“If you only need security awareness you can come for a day,” Tufts said. “If you need the VSO you can came for the week and never have to come back. A lot of employers want their people to only have a certain level.”
The institution has a mobile instruction team that travels to sites where employers or other groups gather mariners for instruction.
California State University Maritime Academy in Vallejo offers a combined vessel and facility security officer course that satisfies all the vessel security officer requirements as well as a VPDSD course approved by the Coast Guard that meets the general mariner security requirements, according to John Ostrander, director of training programs.
The academy does not offer any online courses for STCW requirements. Some training providers offer courses for the security awareness level, but that’s not possible for the more in-depth coursework required for the higher-level endorsements.
“There are aspects of the VSO that actually require demonstrations of proficiency and those have to be done in residence,” Ostrander said.
The approved courses stress administrative procedures more than real-world security responses.
“Our courses focus heavily on what do you need to do to satisfy the regulations,” Ostrander said. “The folks hear about vessel security (and) they think you’re going to teach them how to repel boarders, but we’re not going to do that.”
Instead the courses concentrate on maintaining access control to vessels and facilities.
“It’s very benign and very passive,” Ostrander said. “You have to stay on top of your game and the biggest thing you have to fear probably is a Coast Guard inspection.”
At MITAGS, the focus is on preparing mariners at all levels to be aware of potential threats.
“Part of security awareness training is, if you’re in a shipyard and somebody left a toolbox that doesn’t look like the rest of the toolboxes, what will you do?” Tuft said. “You’re going to report it and stay away from it. Don’t go open it.”
Most employers with mariners covered by the STCW requirements are taking courses well ahead of the extended deadline.

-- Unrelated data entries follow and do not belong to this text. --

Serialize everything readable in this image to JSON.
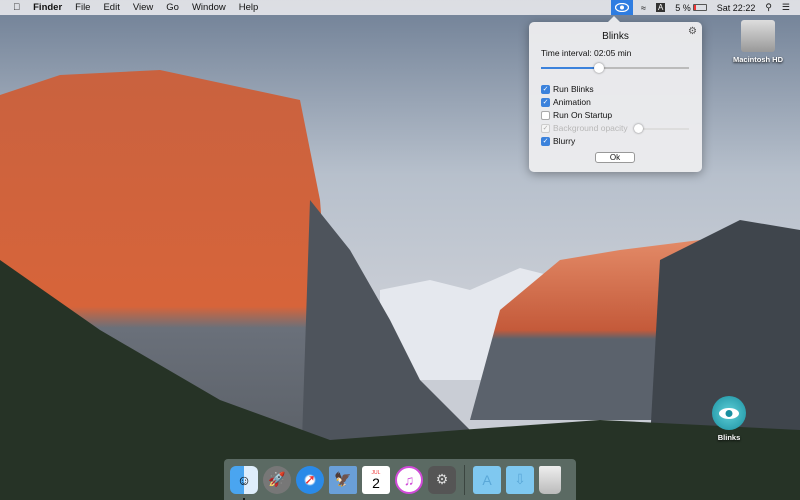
{
  "menubar": {
    "apple_icon": "apple-icon",
    "app": "Finder",
    "items": [
      "File",
      "Edit",
      "View",
      "Go",
      "Window",
      "Help"
    ],
    "status": {
      "input_source": "A",
      "battery": "5 %",
      "clock": "Sat 22:22"
    }
  },
  "popup": {
    "title": "Blinks",
    "interval_label": "Time interval: 02:05 min",
    "interval_fraction": 0.39,
    "options": [
      {
        "label": "Run Blinks",
        "checked": true,
        "enabled": true
      },
      {
        "label": "Animation",
        "checked": true,
        "enabled": true
      },
      {
        "label": "Run On Startup",
        "checked": false,
        "enabled": true
      },
      {
        "label": "Background opacity",
        "checked": true,
        "enabled": false
      },
      {
        "label": "Blurry",
        "checked": true,
        "enabled": true
      }
    ],
    "opacity_fraction": 0.0,
    "ok_label": "Ok"
  },
  "desktop": {
    "disk_label": "Macintosh HD",
    "app_label": "Blinks"
  },
  "dock": {
    "items": [
      "Finder",
      "Launchpad",
      "Safari",
      "Preview",
      "Calendar",
      "iTunes",
      "System Preferences",
      "Applications",
      "Downloads",
      "Trash"
    ],
    "calendar_month": "JUL",
    "calendar_day": "2"
  },
  "colors": {
    "accent": "#3b82dc"
  }
}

“Most of them are proactive as far as the regulatory side of the requirements, because it’s easier for them to keep up rather than try to catch up with things that have gotten past them until they get caught by an audit or inspection,” Tufts said.
At Cal Maritime, Ostrander is seeing a similar proactive approach in the industry.
“We’re seeing companies, well in advance of the regulatory mandate, have been requiring their folks to have these endorsements in order to be eligible for a contract,” Ostrander said.
Ultimately, mariners who operate internationally need to meet global requirements.
“Mariners have to be able to go to any flag state control nation and get in and out without any problems so they have to be proactive,” Tufts said.
Opting for higher levels of security endorsement can prepare a mariner to assume additional duties or move up to a higher rating.
“If they’re happy being an AB or a 3rd mate with a VPDSD, they may not want to be the security officer because they would have more responsibility depending on the fleet and the ship,” Tufts said. “But those proactive mariners that want that next position may take the higher-level endorsement to make themselves more marketable in their own company.”
Ultimately, the goal of the security endorsements is to make maritime jobs safer for the public and those in the industry.
“I think it’s great training and it can only make mariners safer and if it brings them home alive, all the better,” Tufts said.